Kone’s drawings are beautifully composed and are not without a healthy dollop of black humour (e.g. ‘I is for Ingrid who trusted her friends…’) but for the most part they are quirky and amusing rather than disquieting, as is almost always the case with Gorey. They will raise a wry smile, certainly, but they won’t put you on edge as Gorey’s drawings are wont to do.
A review of Fighting Chess with Hikaru Nakamura A Chess Career in the Footsteps of Bobby Fischer by Karsten Müller and Raymund Stolze
Nakamura’s prowess in the endgame, his opening repertoire and in particular his penchant for the King’s Indian Defence, the risk taking and fighting spirit that’s so characteristic of his style, and of course his enthusiasm for bullet and blitz: these are some of the topics under discussion. A wide-ranging interview takes up the bulk of chapter 6.

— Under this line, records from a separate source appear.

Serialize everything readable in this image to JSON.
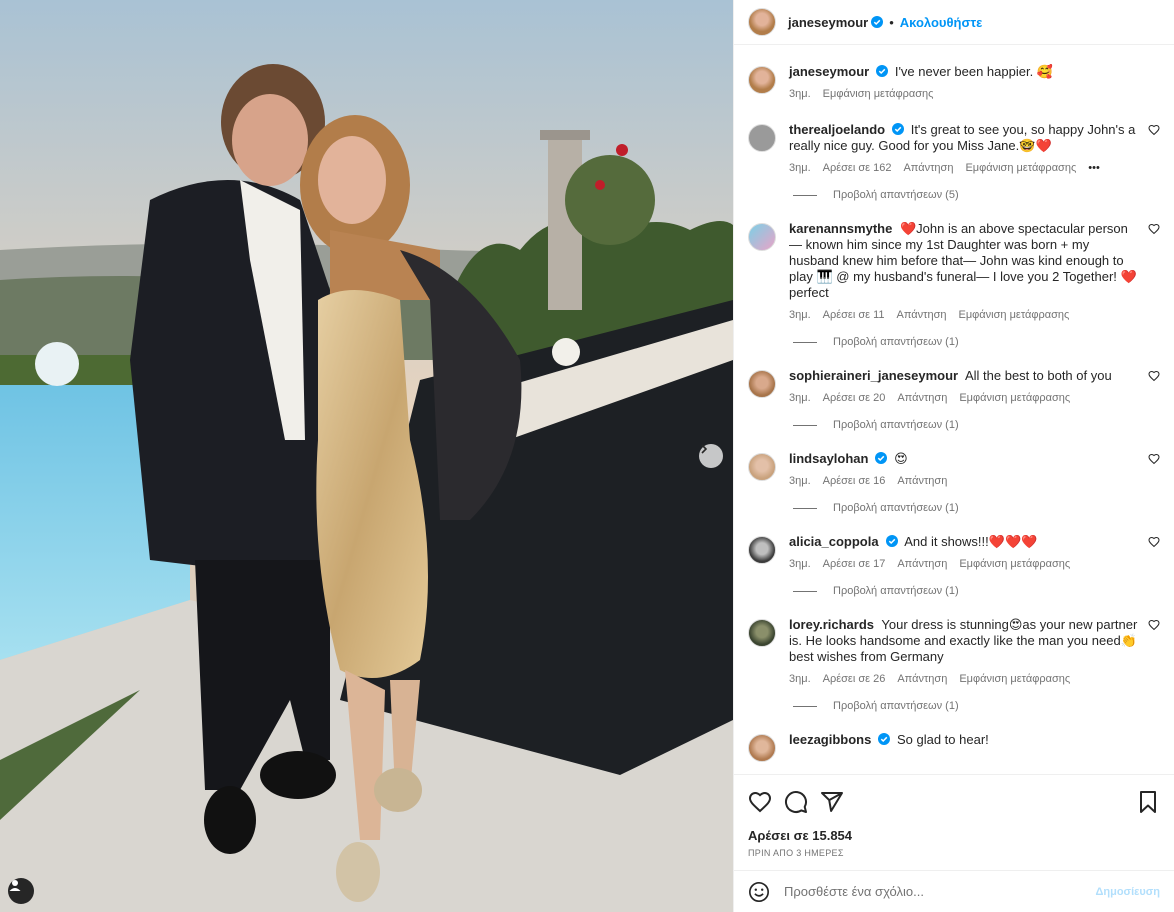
{
  "post": {
    "author": "janeseymour",
    "follow_label": "Ακολουθήστε",
    "dot": "•",
    "likes": "Αρέσει σε 15.854",
    "date": "ΠΡΙΝ ΑΠΟ 3 ΗΜΕΡΕΣ",
    "add_comment_placeholder": "Προσθέστε ένα σχόλιο...",
    "post_label": "Δημοσίευση"
  },
  "caption": {
    "user": "janeseymour",
    "text": "I've never been happier. 🥰",
    "time": "3ημ.",
    "translate": "Εμφάνιση μετάφρασης"
  },
  "comments": [
    {
      "user": "therealjoelando",
      "text": "It's great to see you, so happy John's a really nice guy. Good for you Miss Jane.🤓❤️",
      "time": "3ημ.",
      "likes": "Αρέσει σε 162",
      "reply": "Απάντηση",
      "translate": "Εμφάνιση μετάφρασης",
      "more": "•••",
      "replies": "Προβολή απαντήσεων (5)"
    },
    {
      "user": "karenannsmythe",
      "text": "❤️John is an above spectacular person— known him since my 1st Daughter was born + my husband knew him before that— John was kind enough to play 🎹 @ my husband's funeral— I love you 2 Together! ❤️ perfect",
      "time": "3ημ.",
      "likes": "Αρέσει σε 11",
      "reply": "Απάντηση",
      "translate": "Εμφάνιση μετάφρασης",
      "replies": "Προβολή απαντήσεων (1)"
    },
    {
      "user": "sophieraineri_janeseymour",
      "text": "All the best to both of you",
      "time": "3ημ.",
      "likes": "Αρέσει σε 20",
      "reply": "Απάντηση",
      "translate": "Εμφάνιση μετάφρασης",
      "replies": "Προβολή απαντήσεων (1)"
    },
    {
      "user": "lindsaylohan",
      "text": "😍",
      "time": "3ημ.",
      "likes": "Αρέσει σε 16",
      "reply": "Απάντηση",
      "replies": "Προβολή απαντήσεων (1)"
    },
    {
      "user": "alicia_coppola",
      "text": "And it shows!!!❤️❤️❤️",
      "time": "3ημ.",
      "likes": "Αρέσει σε 17",
      "reply": "Απάντηση",
      "translate": "Εμφάνιση μετάφρασης",
      "replies": "Προβολή απαντήσεων (1)"
    },
    {
      "user": "lorey.richards",
      "text": "Your dress is stunning😍as your new partner is. He looks handsome and exactly like the man you need👏best wishes from Germany",
      "time": "3ημ.",
      "likes": "Αρέσει σε 26",
      "reply": "Απάντηση",
      "translate": "Εμφάνιση μετάφρασης",
      "replies": "Προβολή απαντήσεων (1)"
    },
    {
      "user": "leezagibbons",
      "text": "So glad to hear!"
    }
  ],
  "icons": {
    "like": "heart-icon",
    "comment": "comment-icon",
    "share": "share-icon",
    "save": "bookmark-icon",
    "emoji": "emoji-icon",
    "verified": "verified-badge-icon",
    "next": "chevron-right-icon",
    "tag": "user-tag-icon"
  },
  "colors": {
    "accent": "#0095f6",
    "verified": "#0095f6",
    "post_disabled": "#b2dffc",
    "heart": "#ed1c24"
  }
}
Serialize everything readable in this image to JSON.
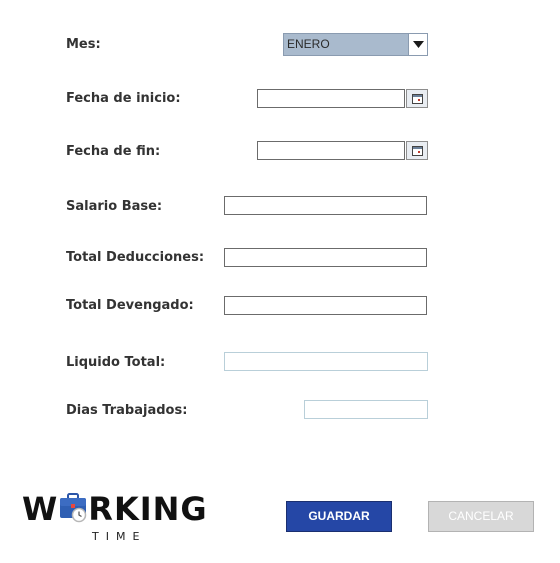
{
  "form": {
    "month_label": "Mes:",
    "month_value": "ENERO",
    "start_date_label": "Fecha de inicio:",
    "start_date_value": "",
    "end_date_label": "Fecha de fin:",
    "end_date_value": "",
    "base_salary_label": "Salario Base:",
    "base_salary_value": "",
    "total_deductions_label": "Total Deducciones:",
    "total_deductions_value": "",
    "total_accrued_label": "Total Devengado:",
    "total_accrued_value": "",
    "net_total_label": "Liquido Total:",
    "net_total_value": "",
    "days_worked_label": "Dias Trabajados:",
    "days_worked_value": ""
  },
  "buttons": {
    "save_label": "GUARDAR",
    "cancel_label": "CANCELAR"
  },
  "logo": {
    "word_prefix": "W",
    "word_suffix": "RKING",
    "subtitle": "TIME"
  },
  "icons": {
    "dropdown": "chevron-down-icon",
    "date_picker": "calendar-icon",
    "logo_mark": "briefcase-clock-icon"
  },
  "colors": {
    "primary_button": "#2547a6",
    "disabled_button": "#d8d8d8",
    "combo_fill": "#a9bacd",
    "label_text": "#333333"
  }
}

A review of By the Book: A Reader’s Guide to Life by Ramona Koval
By the Book brings the reader into the story right from the start, and envelopes us in a kind of shared conversation about ourselves. By the Book is all about conversation – and as we ‘converse’ with Koval through her own history, and…
A review of Welcome to the Multiverse* by Ira Nayman
There are many other Nayman hilarities. The sentient kitchen, for example, is so possessive that if a human tries to boil an egg ‘it turns the heat up so much you could melt a pavement.’ Science too gets the treatment.…